Copy out each line below in which the string "label" appears.

- _Website and app data records_
*** Block opens ***

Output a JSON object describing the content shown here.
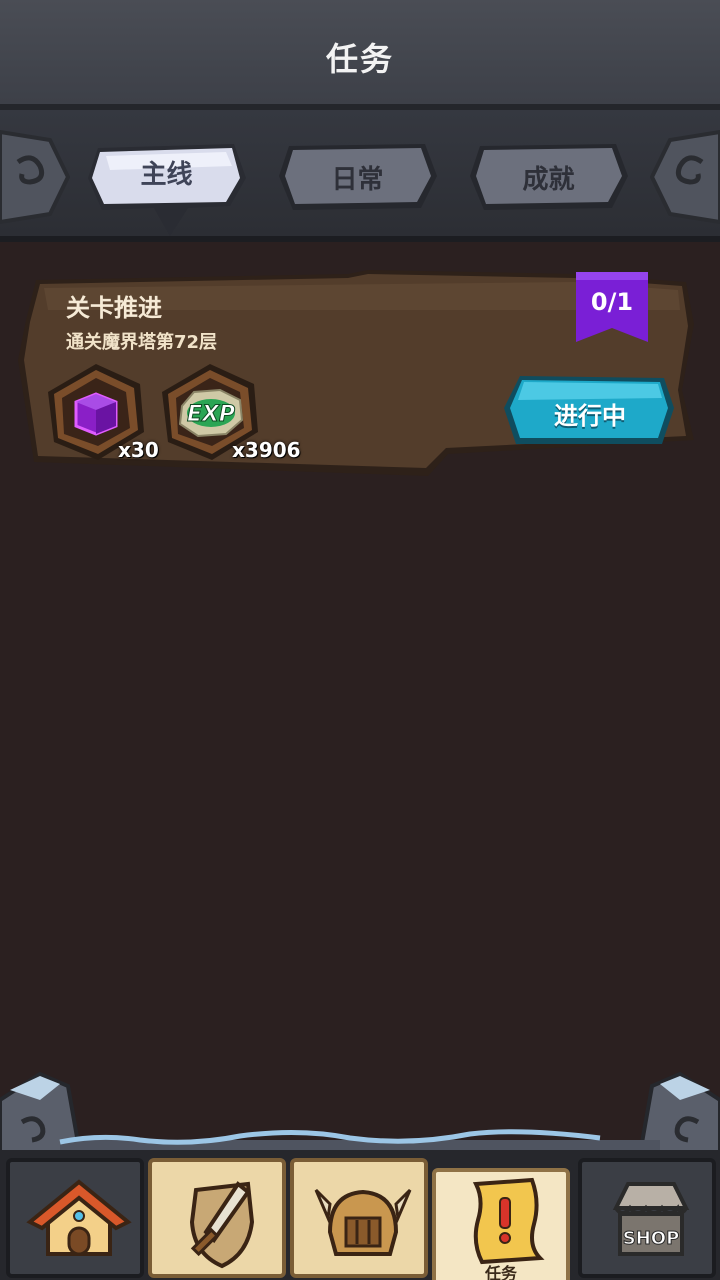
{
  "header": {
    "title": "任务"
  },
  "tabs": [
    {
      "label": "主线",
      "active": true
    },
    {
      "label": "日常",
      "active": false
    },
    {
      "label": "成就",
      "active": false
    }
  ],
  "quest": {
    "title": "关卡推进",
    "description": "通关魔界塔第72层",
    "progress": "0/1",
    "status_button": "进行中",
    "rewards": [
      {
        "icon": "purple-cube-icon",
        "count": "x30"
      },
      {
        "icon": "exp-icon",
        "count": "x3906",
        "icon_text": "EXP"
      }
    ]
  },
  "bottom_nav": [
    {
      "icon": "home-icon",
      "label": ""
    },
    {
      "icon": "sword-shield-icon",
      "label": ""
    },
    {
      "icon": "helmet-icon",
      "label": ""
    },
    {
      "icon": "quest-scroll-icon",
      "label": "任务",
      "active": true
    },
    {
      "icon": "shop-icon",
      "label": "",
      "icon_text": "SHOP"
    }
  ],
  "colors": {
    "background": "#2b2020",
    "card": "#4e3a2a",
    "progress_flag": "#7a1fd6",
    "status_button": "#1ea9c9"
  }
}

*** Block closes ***
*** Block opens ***

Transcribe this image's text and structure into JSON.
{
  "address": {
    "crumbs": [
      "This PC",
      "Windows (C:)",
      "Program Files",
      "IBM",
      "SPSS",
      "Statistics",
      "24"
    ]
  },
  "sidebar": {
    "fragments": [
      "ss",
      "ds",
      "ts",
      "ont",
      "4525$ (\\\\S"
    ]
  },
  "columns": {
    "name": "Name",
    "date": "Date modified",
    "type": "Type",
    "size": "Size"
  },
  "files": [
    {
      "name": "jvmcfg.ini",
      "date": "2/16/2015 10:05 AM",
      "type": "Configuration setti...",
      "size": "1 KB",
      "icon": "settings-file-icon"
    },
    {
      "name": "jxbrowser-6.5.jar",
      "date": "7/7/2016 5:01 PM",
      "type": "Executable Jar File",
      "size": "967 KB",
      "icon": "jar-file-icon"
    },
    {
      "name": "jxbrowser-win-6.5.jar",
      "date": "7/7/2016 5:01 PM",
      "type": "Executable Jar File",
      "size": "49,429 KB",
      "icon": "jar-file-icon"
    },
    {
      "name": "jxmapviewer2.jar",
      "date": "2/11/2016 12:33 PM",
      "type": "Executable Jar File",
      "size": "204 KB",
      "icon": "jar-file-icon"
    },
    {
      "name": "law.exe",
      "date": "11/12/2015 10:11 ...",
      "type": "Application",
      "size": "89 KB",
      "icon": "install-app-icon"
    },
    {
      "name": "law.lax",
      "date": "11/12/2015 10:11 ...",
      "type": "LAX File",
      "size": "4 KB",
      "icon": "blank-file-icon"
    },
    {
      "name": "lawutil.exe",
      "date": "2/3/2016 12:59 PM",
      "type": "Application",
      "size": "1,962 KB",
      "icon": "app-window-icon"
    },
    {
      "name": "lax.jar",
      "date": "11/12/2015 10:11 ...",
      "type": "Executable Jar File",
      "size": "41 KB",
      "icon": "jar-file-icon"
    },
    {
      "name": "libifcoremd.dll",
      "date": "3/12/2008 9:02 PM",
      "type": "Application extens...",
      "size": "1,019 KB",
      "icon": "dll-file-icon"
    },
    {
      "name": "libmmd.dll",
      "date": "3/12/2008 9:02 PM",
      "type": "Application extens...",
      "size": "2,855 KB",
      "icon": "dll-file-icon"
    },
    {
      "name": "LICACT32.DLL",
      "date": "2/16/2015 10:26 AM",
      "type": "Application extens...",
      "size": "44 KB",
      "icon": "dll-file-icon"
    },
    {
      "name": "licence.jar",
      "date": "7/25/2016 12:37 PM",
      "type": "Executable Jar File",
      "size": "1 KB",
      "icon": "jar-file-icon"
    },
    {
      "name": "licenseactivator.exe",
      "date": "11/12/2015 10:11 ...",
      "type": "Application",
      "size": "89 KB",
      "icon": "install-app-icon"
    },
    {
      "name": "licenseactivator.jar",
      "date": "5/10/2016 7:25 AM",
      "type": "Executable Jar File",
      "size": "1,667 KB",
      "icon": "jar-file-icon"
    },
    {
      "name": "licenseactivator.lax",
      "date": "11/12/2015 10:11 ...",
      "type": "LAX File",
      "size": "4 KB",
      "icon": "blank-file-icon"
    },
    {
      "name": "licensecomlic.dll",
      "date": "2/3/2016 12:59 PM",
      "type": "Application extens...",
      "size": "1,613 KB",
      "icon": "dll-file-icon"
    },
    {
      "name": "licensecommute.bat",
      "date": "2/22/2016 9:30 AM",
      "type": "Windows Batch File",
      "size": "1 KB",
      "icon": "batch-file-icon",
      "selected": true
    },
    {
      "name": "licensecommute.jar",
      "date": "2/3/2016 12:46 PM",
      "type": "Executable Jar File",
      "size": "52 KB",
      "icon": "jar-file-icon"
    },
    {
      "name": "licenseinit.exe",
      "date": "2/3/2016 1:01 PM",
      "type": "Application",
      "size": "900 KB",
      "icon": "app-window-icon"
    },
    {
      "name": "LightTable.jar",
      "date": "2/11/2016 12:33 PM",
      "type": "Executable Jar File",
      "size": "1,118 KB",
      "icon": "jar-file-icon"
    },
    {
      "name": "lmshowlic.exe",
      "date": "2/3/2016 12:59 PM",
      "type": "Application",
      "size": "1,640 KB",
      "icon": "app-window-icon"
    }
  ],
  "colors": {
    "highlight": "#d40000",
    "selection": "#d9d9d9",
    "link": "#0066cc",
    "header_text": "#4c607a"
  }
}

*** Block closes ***

- _TASK ANSWER_
      "label": "主线",
      "label": "日常",
      "label": "成就",
      "label": ""
      "label": ""
      "label": ""
      "label": "任务",
      "label": "",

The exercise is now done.